…and then at runtime, with appropriate substitutions, the template could produce the chart code…
…resulting in a chart like this:
Or (same data, different template) this:
This will likely be explored further in an upcoming FileMaker Hacks article, so I won’t go into any more detail now, but the demo file is available: xmCharting-POE-2014. You won’t need the plug-in to view existing charts, but to create new charts, or re-create existing ones, requires either an evaluation copy or a registered version of the xmChart plug-in — in the case of the former, you will see DEMO splashed across your chart in big letters for any charts you choose to generate or re-generate.
Faux Merge Fields
From there, we moved on to a more mundane use of this technique, which you can see in this bare bones demo file (runtime merge code). The technique is potentially very powerful, but the demo shows a minimal implementation.
There is a Templates table…
…and an Aliases table where the Input field contains faux merge fields and the Output field contains runtime code.

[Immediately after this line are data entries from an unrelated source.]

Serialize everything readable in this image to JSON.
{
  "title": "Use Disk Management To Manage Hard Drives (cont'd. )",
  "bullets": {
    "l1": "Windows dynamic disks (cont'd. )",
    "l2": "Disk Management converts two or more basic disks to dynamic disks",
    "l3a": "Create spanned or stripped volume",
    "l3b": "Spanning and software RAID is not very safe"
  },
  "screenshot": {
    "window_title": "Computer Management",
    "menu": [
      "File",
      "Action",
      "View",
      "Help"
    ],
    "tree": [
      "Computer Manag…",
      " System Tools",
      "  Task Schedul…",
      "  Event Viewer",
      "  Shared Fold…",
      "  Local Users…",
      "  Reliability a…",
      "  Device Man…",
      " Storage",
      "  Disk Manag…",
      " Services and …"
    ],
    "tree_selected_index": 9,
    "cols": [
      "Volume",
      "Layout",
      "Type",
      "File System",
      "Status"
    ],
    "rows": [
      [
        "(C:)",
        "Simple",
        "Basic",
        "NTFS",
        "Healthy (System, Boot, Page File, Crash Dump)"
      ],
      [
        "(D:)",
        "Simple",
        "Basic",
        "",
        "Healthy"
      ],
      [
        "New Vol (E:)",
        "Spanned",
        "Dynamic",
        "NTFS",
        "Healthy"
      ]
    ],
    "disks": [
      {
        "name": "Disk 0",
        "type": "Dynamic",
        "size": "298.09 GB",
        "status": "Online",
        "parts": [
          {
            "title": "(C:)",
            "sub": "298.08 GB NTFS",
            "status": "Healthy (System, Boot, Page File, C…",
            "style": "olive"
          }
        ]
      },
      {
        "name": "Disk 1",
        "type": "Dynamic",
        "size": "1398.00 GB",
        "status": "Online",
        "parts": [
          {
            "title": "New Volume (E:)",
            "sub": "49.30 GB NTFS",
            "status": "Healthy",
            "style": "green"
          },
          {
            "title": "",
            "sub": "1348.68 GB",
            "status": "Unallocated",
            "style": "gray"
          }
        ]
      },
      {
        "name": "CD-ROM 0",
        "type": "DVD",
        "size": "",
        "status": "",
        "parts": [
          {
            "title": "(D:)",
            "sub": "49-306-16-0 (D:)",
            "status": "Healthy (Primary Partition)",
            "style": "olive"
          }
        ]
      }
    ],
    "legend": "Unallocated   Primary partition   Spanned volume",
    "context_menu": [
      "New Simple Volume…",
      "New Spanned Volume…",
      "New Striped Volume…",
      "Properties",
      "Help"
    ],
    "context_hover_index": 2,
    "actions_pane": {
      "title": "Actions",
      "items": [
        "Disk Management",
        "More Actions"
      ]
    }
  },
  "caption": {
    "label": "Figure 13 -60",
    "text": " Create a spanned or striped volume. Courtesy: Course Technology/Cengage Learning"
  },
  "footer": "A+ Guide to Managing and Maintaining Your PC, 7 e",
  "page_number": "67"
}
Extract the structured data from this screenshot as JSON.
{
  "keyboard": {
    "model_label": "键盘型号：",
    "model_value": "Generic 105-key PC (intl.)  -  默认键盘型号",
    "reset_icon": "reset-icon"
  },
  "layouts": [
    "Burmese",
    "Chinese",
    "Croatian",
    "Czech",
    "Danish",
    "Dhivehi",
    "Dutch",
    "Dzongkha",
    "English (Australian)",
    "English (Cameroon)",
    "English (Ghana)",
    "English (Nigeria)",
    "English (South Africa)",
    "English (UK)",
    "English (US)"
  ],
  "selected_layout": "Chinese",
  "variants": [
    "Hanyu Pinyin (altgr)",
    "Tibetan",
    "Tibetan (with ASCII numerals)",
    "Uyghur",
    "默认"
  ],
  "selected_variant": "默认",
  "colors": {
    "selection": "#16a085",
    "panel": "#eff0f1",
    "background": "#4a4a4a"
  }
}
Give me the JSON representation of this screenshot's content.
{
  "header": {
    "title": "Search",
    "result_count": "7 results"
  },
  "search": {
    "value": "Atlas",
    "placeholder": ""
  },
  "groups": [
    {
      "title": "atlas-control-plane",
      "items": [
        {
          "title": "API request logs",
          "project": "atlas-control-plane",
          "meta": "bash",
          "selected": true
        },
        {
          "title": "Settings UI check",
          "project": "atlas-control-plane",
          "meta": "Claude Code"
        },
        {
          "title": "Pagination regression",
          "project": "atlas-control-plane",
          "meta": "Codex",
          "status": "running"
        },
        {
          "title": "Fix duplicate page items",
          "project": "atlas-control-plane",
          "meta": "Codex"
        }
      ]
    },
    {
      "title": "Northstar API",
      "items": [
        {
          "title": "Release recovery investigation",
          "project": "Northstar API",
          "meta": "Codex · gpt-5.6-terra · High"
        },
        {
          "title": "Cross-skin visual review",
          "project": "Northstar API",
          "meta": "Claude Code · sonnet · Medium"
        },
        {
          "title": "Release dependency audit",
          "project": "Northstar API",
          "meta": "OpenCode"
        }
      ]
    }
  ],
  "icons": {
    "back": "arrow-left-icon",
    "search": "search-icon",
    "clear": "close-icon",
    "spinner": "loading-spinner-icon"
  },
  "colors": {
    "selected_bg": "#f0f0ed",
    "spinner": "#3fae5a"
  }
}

When the user chooses a template…
…this custom function translates the Input into the Output…
…with something along the lines of this as a result.
Note: for debugging purposes, if you hold down the Ctrl key during letter generation, you will see the merge data in red.
At this point the session was rapidly nearing the end, but we had time to take a quick look at two more uses of runtime code that have already appeared here on FileMaker Hacks.
User-Friendly Excel Exports
Along the lines of the previous example, this technique stores code in a table and facilitates exporting data from FileMaker to Excel…
…for example, from this…
…to this (note that row 1 contains the user friendly column headings):
Here are the original articles:
- User-Friendly Excel Exports, part 1
- User-Friendly Excel Exports, part 1.1
- User-Friendly Excel Exports, part 2
- User-Friendly Excel Exports, part 3
- User-Friendly Excel Exports, part 4
- User-Friendly Excel Exports, part 5
And, finally, we wrapped things up by looking at “virtual calculations”…
…where calculation code is stored in a script, and loaded at startup…
… and which I wrote about extensively last year.
- Radical Separation, part 1
- Radical Separation, part 2
- Radical Separation, part 3
- Radical Separation, part 4
A Few Final Words
Thank you to everyone who attended the session. And thank you to Matt Navarre, Gerald Chang and everyone else who made POE/Portland happen this year. It was a fantastic un-conference.